WHAT YOU ARE ASKED TO DO →
Filter the listing below, keeping only the lines with the word "true".
━━━━
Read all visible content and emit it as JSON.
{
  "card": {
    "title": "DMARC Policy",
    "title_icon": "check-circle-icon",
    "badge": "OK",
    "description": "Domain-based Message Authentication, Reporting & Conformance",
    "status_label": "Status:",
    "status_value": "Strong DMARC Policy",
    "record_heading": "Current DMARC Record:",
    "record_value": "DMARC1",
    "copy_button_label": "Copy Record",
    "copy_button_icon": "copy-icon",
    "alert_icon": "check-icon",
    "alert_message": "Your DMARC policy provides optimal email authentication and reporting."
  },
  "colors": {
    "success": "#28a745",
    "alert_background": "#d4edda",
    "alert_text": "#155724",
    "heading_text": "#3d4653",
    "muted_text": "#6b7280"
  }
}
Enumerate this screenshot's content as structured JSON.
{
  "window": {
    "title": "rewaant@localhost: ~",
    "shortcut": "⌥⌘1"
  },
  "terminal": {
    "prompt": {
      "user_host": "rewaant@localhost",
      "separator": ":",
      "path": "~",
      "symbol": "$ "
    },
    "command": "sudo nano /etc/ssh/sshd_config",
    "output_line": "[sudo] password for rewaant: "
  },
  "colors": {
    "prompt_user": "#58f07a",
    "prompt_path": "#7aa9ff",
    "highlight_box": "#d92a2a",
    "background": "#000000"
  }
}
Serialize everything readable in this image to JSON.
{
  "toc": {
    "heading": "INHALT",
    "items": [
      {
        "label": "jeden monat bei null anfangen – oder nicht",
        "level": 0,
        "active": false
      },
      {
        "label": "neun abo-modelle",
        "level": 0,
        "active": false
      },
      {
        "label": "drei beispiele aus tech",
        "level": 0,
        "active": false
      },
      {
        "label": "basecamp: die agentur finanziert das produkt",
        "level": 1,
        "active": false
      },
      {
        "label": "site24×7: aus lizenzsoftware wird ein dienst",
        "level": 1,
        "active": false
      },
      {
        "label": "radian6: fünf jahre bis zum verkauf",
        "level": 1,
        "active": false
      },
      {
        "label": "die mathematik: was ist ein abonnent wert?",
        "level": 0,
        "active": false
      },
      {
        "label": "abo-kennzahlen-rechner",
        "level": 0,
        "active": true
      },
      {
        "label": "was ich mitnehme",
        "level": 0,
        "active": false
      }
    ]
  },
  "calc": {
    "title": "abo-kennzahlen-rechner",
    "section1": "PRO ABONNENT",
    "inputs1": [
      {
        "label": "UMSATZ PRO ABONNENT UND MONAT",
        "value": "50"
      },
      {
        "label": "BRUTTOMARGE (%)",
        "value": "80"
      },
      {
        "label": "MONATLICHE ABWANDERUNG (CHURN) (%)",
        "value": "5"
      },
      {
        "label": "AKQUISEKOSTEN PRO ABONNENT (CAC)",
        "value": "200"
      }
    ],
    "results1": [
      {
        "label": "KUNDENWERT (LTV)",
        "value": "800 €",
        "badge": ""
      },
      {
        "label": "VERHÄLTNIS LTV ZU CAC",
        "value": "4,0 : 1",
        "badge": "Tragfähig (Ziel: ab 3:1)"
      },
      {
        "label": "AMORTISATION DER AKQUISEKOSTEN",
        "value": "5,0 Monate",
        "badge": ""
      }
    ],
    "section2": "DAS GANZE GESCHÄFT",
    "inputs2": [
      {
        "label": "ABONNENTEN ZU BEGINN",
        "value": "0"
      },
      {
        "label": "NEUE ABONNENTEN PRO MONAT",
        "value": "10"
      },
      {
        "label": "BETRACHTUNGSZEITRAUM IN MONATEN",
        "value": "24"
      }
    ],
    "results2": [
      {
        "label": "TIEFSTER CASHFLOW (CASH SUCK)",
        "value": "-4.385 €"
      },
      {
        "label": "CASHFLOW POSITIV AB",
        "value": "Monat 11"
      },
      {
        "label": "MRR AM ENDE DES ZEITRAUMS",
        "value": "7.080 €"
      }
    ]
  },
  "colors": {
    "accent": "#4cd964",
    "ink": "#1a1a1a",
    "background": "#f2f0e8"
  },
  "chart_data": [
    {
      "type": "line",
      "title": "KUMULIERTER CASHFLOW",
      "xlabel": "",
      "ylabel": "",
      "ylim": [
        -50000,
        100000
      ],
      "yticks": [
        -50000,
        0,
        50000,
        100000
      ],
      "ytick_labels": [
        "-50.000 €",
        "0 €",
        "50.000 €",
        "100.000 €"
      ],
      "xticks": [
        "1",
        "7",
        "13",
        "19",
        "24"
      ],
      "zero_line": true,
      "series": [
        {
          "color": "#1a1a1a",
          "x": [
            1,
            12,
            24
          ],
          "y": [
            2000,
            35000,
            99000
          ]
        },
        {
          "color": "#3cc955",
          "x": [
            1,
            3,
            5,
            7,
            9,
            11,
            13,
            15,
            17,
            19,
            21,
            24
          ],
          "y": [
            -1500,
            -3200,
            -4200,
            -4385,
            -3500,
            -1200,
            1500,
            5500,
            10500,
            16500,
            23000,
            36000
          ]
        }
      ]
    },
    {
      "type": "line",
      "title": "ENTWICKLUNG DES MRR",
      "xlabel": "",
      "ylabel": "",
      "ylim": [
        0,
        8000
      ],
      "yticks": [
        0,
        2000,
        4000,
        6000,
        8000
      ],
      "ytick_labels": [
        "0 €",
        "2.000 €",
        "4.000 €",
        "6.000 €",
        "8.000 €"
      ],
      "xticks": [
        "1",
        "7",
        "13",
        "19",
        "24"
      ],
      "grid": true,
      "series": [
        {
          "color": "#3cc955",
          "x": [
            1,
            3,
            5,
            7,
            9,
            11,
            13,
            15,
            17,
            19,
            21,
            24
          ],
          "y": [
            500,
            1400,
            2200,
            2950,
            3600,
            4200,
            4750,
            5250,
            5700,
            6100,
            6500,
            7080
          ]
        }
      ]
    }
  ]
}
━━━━
TASK RESULT →
        "active": true
      "zero_line": true,
      "grid": true,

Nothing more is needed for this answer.